The top and two sides are covered with parchment

Hand held shot with my Nikon on macro setting

Saturday, July 9, 2011

Recent creating fun

So besides dipping my toes into the art fair market at the Steveston Salmon Festival, I've been busy trying out all sorts of ideas and projects. I'm currently trying to learn my Wacom tablet and Corel Paint Essentials and although I'm liking the results I'm getting, I still feel as though I'm fumbling around. I'll be asking for Corel Paint 12 for my birthday though as it looks amazing. Way over my head amazing.

I've also been starting some vision boards over at Pinterest. There are so many beautiful images that it's easy to lose and hour or two on the site. If you're on there you can see my boards here. I'm big on following craft and DIY boards. I found this great picture of a fruit salad bowl of a turtle made from a watermelon and I knew I had to try it out. Below is a picture of my version of the turtle. The instructions on the blog don't tell you that you need to use a strip of watermelon along the center for the head and tail but I figured it out.

I also did a couple birthday cakes recently. At the end of April I did a Great Valley cake for my niece who has a thing for dinosaurs. I made a "Butter Beer" cake in a slab form and used some chocolate cake that I had in the freezer in the shape of a cone for the volcano. This cake was really done on the fly but my niece was still really thrilled to get her dinosaur cake.

I also created something for my eldest' spring fundraiser cake walk this year. You had to know that I would jump at the chance to create a cake. This year's entry was "Hungry Man Dinner" which can be found in Hello, Cupcake!. I love the idea of cake disguised as savory food and this was so much fun. With the help of candies and great simple instructions I created these cupcakes that helped win my daughter an extra prize for the spring fair.

The third cake I did recently was for my daughters 5th birthday and we finally pinned her decision on a make-up bag. This one was from 50 Easy Party Cakes by Debbie Brown, my go-to book. I used a simple chocolate devil's food cake recipe and iced it with buttercream rather than covering it with fondant. I didn't really want to make marshmallow fondant for this cake as I need so little so I used fruit chewy candies for anything that needed modeling.

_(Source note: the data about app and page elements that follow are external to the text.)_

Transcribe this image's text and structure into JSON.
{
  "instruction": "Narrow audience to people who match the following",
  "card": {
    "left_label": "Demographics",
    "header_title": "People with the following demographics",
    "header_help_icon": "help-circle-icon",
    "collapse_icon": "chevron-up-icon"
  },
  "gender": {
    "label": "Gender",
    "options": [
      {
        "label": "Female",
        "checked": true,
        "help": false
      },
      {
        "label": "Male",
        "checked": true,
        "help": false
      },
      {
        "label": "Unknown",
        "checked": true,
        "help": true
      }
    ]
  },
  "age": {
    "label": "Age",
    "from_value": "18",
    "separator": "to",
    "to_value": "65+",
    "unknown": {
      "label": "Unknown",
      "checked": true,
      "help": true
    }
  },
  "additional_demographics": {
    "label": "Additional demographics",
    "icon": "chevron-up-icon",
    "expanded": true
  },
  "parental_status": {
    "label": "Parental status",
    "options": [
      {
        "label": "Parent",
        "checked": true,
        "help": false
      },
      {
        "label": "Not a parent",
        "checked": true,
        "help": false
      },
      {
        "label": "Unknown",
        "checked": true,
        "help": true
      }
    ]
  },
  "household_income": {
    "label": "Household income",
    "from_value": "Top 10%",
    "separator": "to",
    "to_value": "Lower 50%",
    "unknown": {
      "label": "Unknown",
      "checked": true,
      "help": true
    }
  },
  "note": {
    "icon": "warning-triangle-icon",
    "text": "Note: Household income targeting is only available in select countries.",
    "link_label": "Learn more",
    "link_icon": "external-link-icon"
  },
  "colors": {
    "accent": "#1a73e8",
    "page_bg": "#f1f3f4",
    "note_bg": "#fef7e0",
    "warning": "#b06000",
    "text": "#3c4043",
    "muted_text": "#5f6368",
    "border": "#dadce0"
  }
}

It tasted better too.

So what do you think about my latest food creations? Which one is your favorite?

Saturday, July 2, 2011

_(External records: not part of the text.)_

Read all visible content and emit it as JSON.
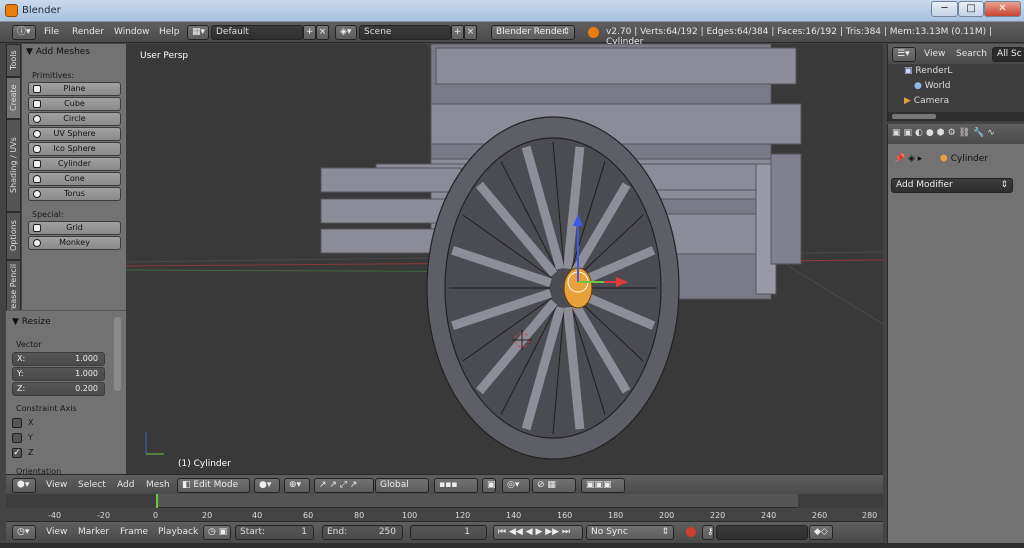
{
  "window": {
    "title": "Blender",
    "min": "─",
    "max": "□",
    "close": "✕"
  },
  "info": {
    "menus": [
      "File",
      "Render",
      "Window",
      "Help"
    ],
    "layout": "Default",
    "scene": "Scene",
    "engine": "Blender Render",
    "stats": "v2.70 | Verts:64/192 | Edges:64/384 | Faces:16/192 | Tris:384 | Mem:13.13M (0.11M) | Cylinder"
  },
  "tool_tabs": [
    "Tools",
    "Create",
    "Shading / UVs",
    "Options",
    "Grease Pencil"
  ],
  "shelf": {
    "title": "Add Meshes",
    "primitives_label": "Primitives:",
    "primitives": [
      "Plane",
      "Cube",
      "Circle",
      "UV Sphere",
      "Ico Sphere",
      "Cylinder",
      "Cone",
      "Torus"
    ],
    "special_label": "Special:",
    "special": [
      "Grid",
      "Monkey"
    ]
  },
  "redo": {
    "title": "Resize",
    "vector_label": "Vector",
    "x": {
      "label": "X:",
      "value": "1.000"
    },
    "y": {
      "label": "Y:",
      "value": "1.000"
    },
    "z": {
      "label": "Z:",
      "value": "0.200"
    },
    "constraint_label": "Constraint Axis",
    "axes": [
      {
        "label": "X",
        "checked": false
      },
      {
        "label": "Y",
        "checked": false
      },
      {
        "label": "Z",
        "checked": true
      }
    ],
    "orientation_label": "Orientation"
  },
  "viewport": {
    "view_name": "User Persp",
    "object_name": "(1) Cylinder"
  },
  "viewport_header": {
    "menus": [
      "View",
      "Select",
      "Add",
      "Mesh"
    ],
    "mode": "Edit Mode",
    "orientation": "Global"
  },
  "timeline": {
    "ticks": [
      "-40",
      "-20",
      "0",
      "20",
      "40",
      "60",
      "80",
      "100",
      "120",
      "140",
      "160",
      "180",
      "200",
      "220",
      "240",
      "260",
      "280"
    ],
    "menus": [
      "View",
      "Marker",
      "Frame",
      "Playback"
    ],
    "start": {
      "label": "Start:",
      "value": "1"
    },
    "end": {
      "label": "End:",
      "value": "250"
    },
    "current": "1",
    "sync": "No Sync"
  },
  "outliner": {
    "menus": [
      "View",
      "Search"
    ],
    "filter": "All Sc",
    "items": [
      "RenderL",
      "World",
      "Camera"
    ]
  },
  "properties": {
    "object": "Cylinder",
    "add_modifier": "Add Modifier"
  },
  "colors": {
    "background": "#393939",
    "panel": "#727272",
    "selection": "#e8a03a",
    "x_axis": "#e23b3b",
    "y_axis": "#6fc63a",
    "z_axis": "#3b5be2"
  }
}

Steveston Salmon Festival. How the show went...

So this was my first Steveston Salmon Festival Art Show. I’ve been to the festival before and knew that the whole community is packed with people to celebrate Canada Day. 70,000 people in fact. That’s some pretty decent amount of local exposure. 
My table was inside the community centre in a room with about five other artists and the local charity pie sale. Treats and coffee in the same room. Perfect. You could tell that I was the newbie to the group because my table was so sparse and everyone else had whole portable walls set up with their work. 
The goal for this show was just to do it and get a little more well known locally for my work. The other goal was to stay positive about the show no matter what the outcome. At least I tried. Did I sell anything? Nope. Did I get some positive comments? Yes. Was my work completely different than the other artists? For sure. Well, I gave it a try and I will reflect on the day more but I don’t think that was the venue for me. There was a craft show going on at the same time that had more traffic and I may have done better there. Those spaces were pricier and a spot was based on a lottery system. A possibility for next year maybe.

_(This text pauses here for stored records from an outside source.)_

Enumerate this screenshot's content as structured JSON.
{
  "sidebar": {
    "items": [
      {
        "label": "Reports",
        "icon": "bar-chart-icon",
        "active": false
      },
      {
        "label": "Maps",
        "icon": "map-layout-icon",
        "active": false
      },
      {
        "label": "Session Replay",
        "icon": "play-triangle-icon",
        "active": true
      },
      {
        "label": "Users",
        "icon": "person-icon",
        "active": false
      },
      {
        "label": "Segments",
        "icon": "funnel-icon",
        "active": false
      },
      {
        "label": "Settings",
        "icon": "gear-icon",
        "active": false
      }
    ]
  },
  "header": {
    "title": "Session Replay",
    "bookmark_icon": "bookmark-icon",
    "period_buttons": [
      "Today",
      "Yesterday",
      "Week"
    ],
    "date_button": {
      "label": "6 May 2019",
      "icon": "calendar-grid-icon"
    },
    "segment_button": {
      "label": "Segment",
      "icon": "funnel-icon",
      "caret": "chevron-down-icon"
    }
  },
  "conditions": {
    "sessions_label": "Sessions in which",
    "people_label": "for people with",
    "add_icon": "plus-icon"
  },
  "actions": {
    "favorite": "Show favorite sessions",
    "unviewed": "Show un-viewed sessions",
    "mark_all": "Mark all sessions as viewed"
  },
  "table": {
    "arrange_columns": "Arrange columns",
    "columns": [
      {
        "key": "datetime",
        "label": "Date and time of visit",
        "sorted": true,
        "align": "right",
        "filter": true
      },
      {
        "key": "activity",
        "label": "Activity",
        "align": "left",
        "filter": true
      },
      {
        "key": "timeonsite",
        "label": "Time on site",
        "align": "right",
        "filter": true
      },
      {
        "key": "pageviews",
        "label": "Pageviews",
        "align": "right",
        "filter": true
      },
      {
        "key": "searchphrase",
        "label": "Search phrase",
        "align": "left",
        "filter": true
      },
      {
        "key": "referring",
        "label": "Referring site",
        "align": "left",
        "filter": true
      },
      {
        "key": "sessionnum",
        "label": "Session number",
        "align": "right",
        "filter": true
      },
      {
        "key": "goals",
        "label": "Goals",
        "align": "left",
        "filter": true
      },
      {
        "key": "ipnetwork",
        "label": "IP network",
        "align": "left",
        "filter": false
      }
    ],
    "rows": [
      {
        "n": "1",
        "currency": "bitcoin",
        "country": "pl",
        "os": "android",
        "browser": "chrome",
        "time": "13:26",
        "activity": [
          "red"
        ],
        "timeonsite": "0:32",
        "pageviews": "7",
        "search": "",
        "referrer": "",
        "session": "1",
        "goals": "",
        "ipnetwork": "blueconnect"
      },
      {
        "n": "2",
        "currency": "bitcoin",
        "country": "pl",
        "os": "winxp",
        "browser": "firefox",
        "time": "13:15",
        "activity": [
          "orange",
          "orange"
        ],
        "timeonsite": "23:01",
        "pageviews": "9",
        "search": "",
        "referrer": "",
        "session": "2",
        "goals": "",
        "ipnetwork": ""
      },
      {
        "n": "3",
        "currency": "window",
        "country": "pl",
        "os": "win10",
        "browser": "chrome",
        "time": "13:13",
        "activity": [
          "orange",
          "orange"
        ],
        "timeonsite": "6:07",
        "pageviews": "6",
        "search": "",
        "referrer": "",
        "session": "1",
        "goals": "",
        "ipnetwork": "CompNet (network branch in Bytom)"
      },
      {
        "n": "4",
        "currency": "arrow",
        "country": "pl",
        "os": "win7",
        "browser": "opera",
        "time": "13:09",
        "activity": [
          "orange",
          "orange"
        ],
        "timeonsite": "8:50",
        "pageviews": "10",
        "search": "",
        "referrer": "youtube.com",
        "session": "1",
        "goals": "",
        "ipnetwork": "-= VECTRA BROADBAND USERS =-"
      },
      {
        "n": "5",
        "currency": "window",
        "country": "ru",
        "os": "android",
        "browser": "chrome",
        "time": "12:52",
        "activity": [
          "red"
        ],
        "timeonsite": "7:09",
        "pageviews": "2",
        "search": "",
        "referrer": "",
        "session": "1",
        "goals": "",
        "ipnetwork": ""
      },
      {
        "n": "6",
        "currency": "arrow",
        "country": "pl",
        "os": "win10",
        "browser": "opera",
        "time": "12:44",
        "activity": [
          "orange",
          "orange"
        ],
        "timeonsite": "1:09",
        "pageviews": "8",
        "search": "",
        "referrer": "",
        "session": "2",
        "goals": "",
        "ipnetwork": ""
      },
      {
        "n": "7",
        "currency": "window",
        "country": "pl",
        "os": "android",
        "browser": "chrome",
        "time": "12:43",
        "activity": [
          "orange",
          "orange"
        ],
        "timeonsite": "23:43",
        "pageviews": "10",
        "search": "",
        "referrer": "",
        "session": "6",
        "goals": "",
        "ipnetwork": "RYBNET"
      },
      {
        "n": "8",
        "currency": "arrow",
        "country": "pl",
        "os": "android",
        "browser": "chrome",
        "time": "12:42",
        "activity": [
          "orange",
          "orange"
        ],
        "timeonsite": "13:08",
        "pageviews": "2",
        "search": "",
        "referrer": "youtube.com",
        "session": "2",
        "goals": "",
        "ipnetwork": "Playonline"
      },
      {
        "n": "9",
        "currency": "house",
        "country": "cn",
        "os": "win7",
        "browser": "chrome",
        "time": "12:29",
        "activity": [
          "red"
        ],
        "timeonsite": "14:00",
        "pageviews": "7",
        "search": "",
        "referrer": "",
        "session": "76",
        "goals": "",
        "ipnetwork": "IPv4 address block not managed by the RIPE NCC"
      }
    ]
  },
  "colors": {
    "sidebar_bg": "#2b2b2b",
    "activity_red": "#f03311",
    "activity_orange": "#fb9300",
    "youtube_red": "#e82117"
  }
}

I took a few pics with my husband’s iPhone so excuse the poor quality. What do you think of my vinyl table banner that I got from Vistaprint?